But then an idea occurred to me: what about thanking my volunteer during each show by giving him a complimentary edition of my dvd Look What I Can Do! (Not available online or in stores!) That way I could at least make audiences aware that I have merchandise without doing any kind of onstage hard-sell – or any onstage selling at all, for that matter.
I kept it simple: after inviting my volunteer to return to his seat (to the audience’s applause, of course), I would produce my dvd and point out the following: “Now, Steve, here was sitting in the audience just like the rest of you folks, but then I plucked him out of the ether, as it were, and he found himself onstage in front of everyone with spotlight in his eyes and so forth. And I think he did a great job assisting me. So I’m going to give him a complimentary dvd of my entire show.”
Having performed thousands of shows throughout my life, I thought I had encountered every kind of audience response, from utter indifference to nervous laughter to hanging onto every word that comes out of my mouth in anticipation of more hilarity. But I had never encountered the response of audiences to giving something away unexpectedly.
I’ve given away countless dvds in this manner over the last couple of years and audiences always respond in the same manner, yet it never ceases to amaze me. How to describe it? They react to this unselfconscious act of thanking my volunteer (while making them aware of a thing) with… a gasp. No, not the kind of gasp that’s triggered by performing a dangerous stunt or boarding an airplane wearing shorts. It’s the kind of gasp that results from witnessing the unexpected.
It’s important to note that it’s the unexpectedness of the gesture rather than the magnitude of its generosity that generates the buzz: after all, though slick-looking, each dvd cost me only a couple of bucks to mass produce. (But even there, my volunteer discovers more unexpected surprises inside, such as a blooper reel and commentary feature in which I describe how I dreamt up each routine and so forth).
I always thought I should be able to create and sustain buzz by simply doing great work. But great work my audiences and clients expect. A little gift for a volunteer for briefly helping me out onstage? That’s unexpected.
By thinking up ways to improve my merchandise sales I accidentally discovered a way to generate the kind of joy and excitement that every performer and salesperson seeks.

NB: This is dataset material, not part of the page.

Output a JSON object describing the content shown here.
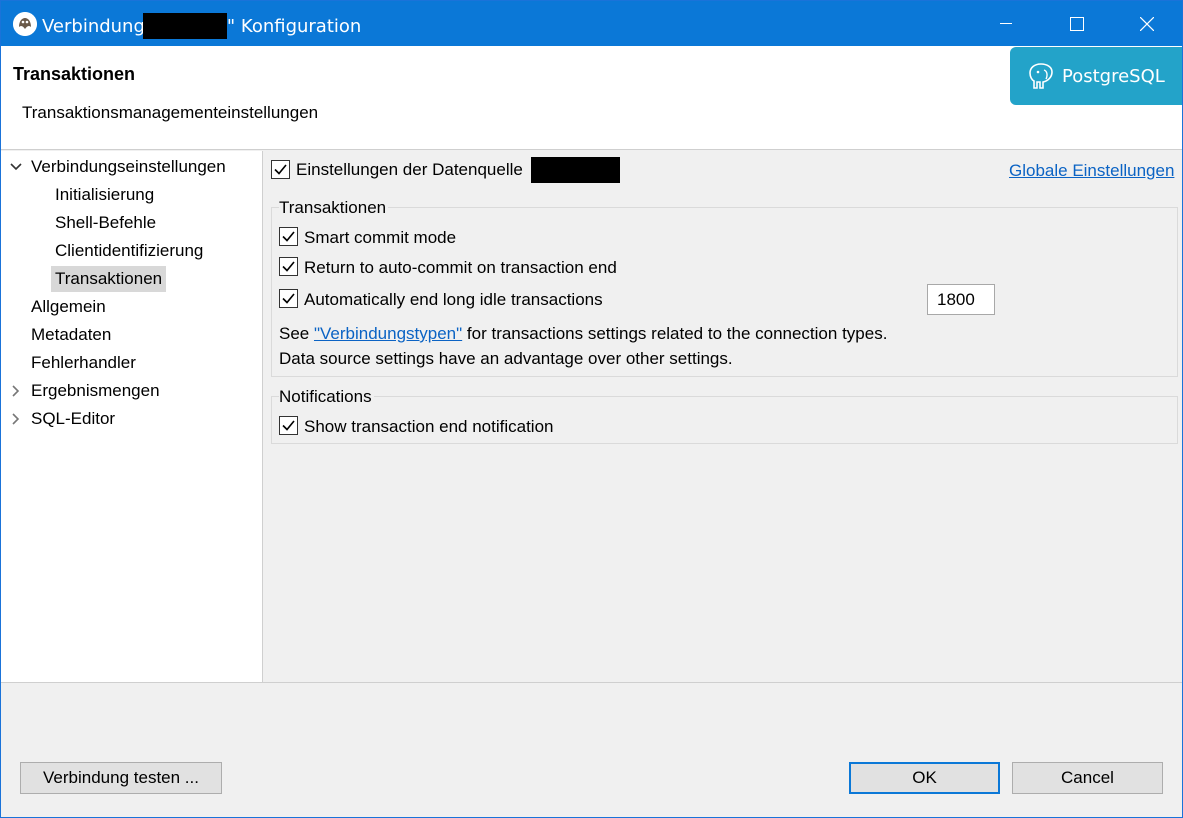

Naturally, if my volunteer so desires I’ll sign the dvd for him after the show. How’s that for a great way to start a conversation?
Thoughts? Suggestions? Leave your comments in the section below.